Lack of safe drinking water was yesterday named as one of the major causes of poverty in Kenya.
Water shortage directly affects economic performance and should be given top priority in poverty reduction plans, the World Bank Country Director, Mr Makhtar Diop, said.
He was speaking at an international workshop on water and sanitation that opened in Nairobi yesterday.
Mr Diop said Kenya was among the countries with least access to safe drinking water in Sub-Saharan Africa. He attributed the situation to a decline in donor aid and lack of a sustainable distribution network.
Mr Diop said access to water determined the range of productive actions available to the people. He said safe water was necessity for agriculture, livestock, fisheries, transport and other small industries.
"The purpose of this workshop is to initiate the exchange of experiences in the water sector from various countries," said Mr Diop.
The workshop was attended by government officials, senior representatives of NGOs, donors and other interested parties from 12 countries.
The African Economic Research Consortium executive director, Mr Delphin Rwegasira, said the availability of safe water did not get adequate attention in poverty reduction strategies.
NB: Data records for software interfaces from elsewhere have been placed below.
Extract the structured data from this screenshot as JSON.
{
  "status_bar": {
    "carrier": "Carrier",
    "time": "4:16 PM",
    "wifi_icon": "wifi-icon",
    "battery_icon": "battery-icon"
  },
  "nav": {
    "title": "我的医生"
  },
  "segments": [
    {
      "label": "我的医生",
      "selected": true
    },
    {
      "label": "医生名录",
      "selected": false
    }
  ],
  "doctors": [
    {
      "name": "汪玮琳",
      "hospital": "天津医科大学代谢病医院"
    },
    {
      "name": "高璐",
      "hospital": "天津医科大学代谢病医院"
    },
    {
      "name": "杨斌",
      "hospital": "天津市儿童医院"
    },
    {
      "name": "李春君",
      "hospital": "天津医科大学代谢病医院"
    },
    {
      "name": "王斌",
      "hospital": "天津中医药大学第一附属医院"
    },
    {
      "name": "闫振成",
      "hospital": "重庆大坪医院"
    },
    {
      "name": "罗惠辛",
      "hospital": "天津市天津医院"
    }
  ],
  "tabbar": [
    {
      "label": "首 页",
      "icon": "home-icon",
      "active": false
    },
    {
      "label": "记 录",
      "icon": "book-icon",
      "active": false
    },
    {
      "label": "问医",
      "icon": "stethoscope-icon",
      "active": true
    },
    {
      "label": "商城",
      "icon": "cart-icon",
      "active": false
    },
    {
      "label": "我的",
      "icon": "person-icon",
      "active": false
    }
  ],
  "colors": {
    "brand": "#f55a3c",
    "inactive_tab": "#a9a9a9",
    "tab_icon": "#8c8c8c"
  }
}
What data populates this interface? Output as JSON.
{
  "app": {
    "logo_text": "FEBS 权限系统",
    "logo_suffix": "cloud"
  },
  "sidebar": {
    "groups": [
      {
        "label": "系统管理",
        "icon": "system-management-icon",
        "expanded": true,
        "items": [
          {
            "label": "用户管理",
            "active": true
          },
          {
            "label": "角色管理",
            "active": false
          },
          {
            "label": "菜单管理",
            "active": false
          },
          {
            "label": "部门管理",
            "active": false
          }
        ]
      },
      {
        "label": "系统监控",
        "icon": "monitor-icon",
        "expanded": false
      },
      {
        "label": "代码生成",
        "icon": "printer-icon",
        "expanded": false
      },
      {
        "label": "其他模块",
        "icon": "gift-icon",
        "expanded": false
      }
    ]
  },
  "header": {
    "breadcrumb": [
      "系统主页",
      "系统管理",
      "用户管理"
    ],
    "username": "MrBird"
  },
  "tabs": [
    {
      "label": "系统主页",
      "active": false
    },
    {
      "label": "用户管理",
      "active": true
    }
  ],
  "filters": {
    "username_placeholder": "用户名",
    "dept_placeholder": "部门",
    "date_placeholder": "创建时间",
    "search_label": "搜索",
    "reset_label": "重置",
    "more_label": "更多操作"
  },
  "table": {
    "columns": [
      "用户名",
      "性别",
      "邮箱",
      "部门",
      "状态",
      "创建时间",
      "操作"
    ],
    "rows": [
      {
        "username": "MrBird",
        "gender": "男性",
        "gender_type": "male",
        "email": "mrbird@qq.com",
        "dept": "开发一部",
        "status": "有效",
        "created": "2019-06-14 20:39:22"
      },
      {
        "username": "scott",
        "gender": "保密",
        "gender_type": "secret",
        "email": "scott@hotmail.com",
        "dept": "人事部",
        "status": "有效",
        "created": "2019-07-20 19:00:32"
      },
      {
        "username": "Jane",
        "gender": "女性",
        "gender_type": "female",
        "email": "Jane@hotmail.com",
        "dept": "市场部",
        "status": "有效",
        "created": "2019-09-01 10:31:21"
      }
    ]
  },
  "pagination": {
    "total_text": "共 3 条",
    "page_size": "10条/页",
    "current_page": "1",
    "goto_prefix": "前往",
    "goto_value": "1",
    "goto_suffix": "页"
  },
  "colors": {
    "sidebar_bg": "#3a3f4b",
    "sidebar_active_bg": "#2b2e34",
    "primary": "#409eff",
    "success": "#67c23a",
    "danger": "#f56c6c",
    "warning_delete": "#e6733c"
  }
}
He said the African Economic Research Institute had completed a case study on poverty in 12 countries. The institute is in the second phase of the programme, which is to implement active policies to reduce poverty.